Look through the data for the string "temu". Copy every line where it is found.

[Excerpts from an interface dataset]
= = = = = = =

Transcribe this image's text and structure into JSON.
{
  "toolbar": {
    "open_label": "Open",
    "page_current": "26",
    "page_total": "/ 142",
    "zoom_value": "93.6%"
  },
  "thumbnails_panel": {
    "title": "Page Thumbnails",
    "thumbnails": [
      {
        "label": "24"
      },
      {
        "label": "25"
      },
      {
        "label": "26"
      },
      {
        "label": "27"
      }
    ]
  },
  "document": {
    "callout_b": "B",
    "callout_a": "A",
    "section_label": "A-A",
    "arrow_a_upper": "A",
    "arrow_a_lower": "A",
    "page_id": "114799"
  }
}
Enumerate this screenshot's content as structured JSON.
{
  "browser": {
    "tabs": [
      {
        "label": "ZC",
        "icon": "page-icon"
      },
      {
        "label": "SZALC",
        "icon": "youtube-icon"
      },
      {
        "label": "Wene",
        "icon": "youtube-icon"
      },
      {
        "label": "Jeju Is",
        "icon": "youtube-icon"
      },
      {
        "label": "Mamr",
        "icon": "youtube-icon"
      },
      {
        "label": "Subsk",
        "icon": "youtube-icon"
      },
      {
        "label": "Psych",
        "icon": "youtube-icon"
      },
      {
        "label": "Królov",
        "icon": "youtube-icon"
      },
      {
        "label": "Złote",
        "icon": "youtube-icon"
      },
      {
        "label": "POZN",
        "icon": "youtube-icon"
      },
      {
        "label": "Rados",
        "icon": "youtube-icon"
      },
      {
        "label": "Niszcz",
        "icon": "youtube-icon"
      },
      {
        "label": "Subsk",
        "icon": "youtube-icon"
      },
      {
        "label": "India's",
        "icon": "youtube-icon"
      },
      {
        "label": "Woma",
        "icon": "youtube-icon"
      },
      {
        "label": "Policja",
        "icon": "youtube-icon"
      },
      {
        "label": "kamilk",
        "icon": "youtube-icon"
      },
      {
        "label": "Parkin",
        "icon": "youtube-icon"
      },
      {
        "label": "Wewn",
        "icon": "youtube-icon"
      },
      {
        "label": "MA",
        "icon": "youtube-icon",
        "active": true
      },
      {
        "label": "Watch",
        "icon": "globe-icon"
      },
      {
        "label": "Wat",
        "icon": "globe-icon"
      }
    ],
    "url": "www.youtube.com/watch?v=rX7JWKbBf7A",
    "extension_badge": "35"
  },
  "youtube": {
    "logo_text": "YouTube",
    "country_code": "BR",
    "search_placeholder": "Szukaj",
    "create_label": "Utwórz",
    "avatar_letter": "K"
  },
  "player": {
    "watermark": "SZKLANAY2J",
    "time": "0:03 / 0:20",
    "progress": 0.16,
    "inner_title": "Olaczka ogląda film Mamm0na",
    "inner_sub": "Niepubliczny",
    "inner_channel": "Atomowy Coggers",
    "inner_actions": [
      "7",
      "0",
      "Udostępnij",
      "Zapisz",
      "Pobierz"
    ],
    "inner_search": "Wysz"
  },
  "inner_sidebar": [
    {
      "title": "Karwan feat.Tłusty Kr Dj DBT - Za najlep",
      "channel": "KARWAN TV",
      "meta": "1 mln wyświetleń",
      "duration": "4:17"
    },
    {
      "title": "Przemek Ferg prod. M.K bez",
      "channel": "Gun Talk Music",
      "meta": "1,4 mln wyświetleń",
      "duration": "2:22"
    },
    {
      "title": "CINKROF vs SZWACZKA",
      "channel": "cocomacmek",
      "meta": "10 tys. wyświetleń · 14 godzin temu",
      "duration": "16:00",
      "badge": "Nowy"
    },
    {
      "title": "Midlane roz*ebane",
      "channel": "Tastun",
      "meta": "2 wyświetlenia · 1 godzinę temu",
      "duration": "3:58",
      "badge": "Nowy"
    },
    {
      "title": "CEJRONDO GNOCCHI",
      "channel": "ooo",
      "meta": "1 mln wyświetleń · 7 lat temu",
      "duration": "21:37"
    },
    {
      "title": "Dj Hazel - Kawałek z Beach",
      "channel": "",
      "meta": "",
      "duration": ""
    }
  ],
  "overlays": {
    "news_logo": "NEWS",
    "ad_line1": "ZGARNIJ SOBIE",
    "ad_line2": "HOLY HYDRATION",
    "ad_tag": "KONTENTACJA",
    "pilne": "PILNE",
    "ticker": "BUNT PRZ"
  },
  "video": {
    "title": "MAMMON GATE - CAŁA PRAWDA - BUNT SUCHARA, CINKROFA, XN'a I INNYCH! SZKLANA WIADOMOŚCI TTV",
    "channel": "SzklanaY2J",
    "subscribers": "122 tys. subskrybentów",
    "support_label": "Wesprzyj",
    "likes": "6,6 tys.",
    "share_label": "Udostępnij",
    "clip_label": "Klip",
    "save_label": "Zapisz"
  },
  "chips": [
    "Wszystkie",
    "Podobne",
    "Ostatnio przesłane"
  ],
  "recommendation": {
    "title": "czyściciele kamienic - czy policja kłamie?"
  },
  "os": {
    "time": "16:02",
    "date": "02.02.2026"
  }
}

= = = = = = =

(ANSWER FOR THE TASK)
      "meta": "10 tys. wyświetleń · 14 godzin temu",
      "meta": "2 wyświetlenia · 1 godzinę temu",
      "meta": "1 mln wyświetleń · 7 lat temu",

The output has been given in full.